intralesional therapies including talimogene laherparepvec (T-VEC) which in the recently published OPTiM study demonstrated on overall response rate of 26.1%. It is important to note that the
patient population in the OPTiM study had more advanced disease than the population in the current study, and the response rate for patients with all lesions injected lesions with T-VEC was 33%. For an
elderly patient with ITM, a simple and effective local therapy with minimal side effects is an attractive option. In our center, the use of ILI has steeply decreased with the availability of PV-10.
In the modern era of effective systemic therapies, patient selection for intralesional therapy is critical. Previously described factors predictive of response include the presence of ulceration, blistering, eschar, or pain following injection. In the current study, lesion size was also found to be predictive. Of the five patients who achieved a complete response, the average lesion diameter was 3 mm compared to the cohort average size of 6.3 mm. We did not specifically collect data on eschar formation but anecdotally have seen significant ulceration and eschar in most responders which may represent a brisk immune response to treatment or a direct toxic
Aside from the local toxicity of pain and edema and an isolated report of photosensitivity, PV-10 remains a very safe treatment option. As compared to radiotherapy, PV-10 has the advantages of allowing a wider field of treatment which may be repeated if necessary. A successful combination of radiotherapy and intralesional PV-10 has been reported and may warrant further

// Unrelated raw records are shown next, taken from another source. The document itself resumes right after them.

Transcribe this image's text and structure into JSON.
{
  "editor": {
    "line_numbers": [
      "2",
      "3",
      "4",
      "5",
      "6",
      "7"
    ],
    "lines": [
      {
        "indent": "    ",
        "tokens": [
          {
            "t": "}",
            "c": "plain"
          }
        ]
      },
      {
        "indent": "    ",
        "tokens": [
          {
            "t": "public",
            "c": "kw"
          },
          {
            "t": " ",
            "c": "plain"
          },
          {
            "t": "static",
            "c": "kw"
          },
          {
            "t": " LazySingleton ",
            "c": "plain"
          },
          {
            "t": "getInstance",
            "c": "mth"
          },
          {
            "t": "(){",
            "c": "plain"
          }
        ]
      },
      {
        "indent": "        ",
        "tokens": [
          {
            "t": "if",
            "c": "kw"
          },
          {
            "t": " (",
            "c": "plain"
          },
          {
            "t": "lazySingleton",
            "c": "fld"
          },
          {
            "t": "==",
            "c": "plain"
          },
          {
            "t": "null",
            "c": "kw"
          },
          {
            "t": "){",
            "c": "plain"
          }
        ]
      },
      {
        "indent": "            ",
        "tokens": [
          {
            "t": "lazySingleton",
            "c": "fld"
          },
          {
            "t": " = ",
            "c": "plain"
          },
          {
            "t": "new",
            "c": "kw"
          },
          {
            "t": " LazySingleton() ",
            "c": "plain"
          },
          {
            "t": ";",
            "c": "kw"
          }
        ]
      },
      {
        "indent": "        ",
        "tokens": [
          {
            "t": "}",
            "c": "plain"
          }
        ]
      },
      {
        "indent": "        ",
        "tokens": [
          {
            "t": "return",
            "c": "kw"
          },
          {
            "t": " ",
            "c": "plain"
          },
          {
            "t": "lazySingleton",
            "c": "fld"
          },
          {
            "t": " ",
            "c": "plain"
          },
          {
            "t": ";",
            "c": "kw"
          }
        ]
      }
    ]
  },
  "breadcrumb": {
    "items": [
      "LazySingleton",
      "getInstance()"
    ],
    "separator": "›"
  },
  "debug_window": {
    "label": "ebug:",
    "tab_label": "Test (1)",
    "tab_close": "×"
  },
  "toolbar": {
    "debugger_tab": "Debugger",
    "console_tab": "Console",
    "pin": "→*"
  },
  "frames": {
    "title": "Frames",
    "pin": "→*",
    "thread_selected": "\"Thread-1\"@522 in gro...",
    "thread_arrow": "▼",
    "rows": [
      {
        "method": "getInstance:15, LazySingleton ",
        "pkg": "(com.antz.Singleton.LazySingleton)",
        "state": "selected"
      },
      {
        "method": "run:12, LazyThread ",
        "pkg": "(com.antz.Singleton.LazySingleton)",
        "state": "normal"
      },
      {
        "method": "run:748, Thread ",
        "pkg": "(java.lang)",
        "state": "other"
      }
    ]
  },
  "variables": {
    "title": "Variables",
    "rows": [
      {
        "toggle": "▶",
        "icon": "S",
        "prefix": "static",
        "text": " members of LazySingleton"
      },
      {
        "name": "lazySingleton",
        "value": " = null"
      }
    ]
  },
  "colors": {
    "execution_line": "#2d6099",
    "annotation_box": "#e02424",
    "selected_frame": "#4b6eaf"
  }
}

The limitations to this study are the retrospective nature and the variable treatment regimens which were tailored to patients according to social, geographic, and oncological factors. As our cohort consisted of elderly and comorbid patients, we often limited their required visits to hospital which is reflected in the short follow-up intervals.
There are a growing number of options for the treatment of unresectable in-transit disease and choice depends on many factors including availability of treatment, patient suitability, and disease factors. Intralesional PV-10 compares favorably in that it is well tolerated especially in an elderly patient or one with significant comorbidities.